by Vanesa Castán Broto, Linda Westman and Ping Huang

26 Oct 2021
Journal of the British Academy
Digital Object Identifier
Number of pages

Abstract: Scholars of climate urbanism have raised the conundrum that action to address the ongoing challenges of climate change in cities have distributional impacts, deepening existing inequalities. This challenge is related in part to the ideas of urban innovation that dominate climate responses. Disruptive innovations are directed towards the rupture of existing systems of knowledge, seeking to create new ways of looking at the problem. The emerging scholarship on climate urbanism suggests that measures to adapt to climate change in urban environments heeding a disruptive narrative have uneven impacts and too often disadvantage the most vulnerable communities. In this article, we ask what it means to look for reparative innovation for climate change adaptation instead. Reparative thought has influenced different debates on climate change adaptation and other issues related to social justice, from dealing with the aftermath of conflicts to engaging in reparative experiences to deal with trauma. Critical theory has also looked into reparation as a means to engage with reparative understandings of cultural objects and heritage. We argue for a focus on reparative innovation to open up alternative innovation frameworks that acknowledge existing material urban histories and engage with the multiple forms of knowledge within the urban experience that support climate adaptation.

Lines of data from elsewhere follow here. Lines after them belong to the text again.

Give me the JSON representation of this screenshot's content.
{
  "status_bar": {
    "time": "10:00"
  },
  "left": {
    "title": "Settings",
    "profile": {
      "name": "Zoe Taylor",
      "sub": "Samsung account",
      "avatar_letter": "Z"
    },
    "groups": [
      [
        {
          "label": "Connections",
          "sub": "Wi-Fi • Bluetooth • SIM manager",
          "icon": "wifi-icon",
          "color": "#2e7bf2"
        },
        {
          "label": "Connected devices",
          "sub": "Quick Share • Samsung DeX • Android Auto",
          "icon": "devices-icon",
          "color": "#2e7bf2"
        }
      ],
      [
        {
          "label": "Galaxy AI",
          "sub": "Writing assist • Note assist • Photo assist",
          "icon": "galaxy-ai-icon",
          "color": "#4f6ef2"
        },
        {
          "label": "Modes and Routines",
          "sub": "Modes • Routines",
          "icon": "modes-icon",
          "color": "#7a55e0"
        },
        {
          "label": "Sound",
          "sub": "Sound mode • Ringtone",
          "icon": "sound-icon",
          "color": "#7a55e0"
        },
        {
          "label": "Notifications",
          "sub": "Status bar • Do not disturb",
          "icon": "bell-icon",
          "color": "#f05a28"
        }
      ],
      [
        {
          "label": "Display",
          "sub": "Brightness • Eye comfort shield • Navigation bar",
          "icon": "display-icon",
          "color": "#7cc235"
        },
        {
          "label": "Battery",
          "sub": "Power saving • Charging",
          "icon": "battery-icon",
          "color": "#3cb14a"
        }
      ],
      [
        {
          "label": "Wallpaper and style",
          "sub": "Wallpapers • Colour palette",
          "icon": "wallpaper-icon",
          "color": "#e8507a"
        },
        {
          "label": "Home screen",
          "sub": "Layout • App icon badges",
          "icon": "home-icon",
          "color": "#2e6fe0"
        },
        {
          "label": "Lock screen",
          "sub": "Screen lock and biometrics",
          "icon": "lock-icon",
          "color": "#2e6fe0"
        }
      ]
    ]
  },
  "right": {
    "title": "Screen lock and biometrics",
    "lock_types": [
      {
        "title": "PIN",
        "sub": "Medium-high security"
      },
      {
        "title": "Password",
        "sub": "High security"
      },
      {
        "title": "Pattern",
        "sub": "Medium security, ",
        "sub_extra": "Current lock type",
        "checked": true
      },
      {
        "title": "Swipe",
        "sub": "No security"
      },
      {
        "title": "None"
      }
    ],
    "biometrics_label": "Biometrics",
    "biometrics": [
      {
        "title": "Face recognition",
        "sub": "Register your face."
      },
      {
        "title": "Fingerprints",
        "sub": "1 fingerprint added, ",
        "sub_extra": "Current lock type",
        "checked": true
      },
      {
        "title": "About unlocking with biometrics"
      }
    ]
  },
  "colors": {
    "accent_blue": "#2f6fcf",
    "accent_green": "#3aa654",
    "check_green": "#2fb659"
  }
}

Keywords: Urban adaptation, urban transformations, urban infrastructure, disruptive innovation, reparative innovation.

Article posted to the Journal of the British Academy, volume 9, supplementary issue 9 (The Urban Impacts of Climate Change)

Sign up to our email newsletters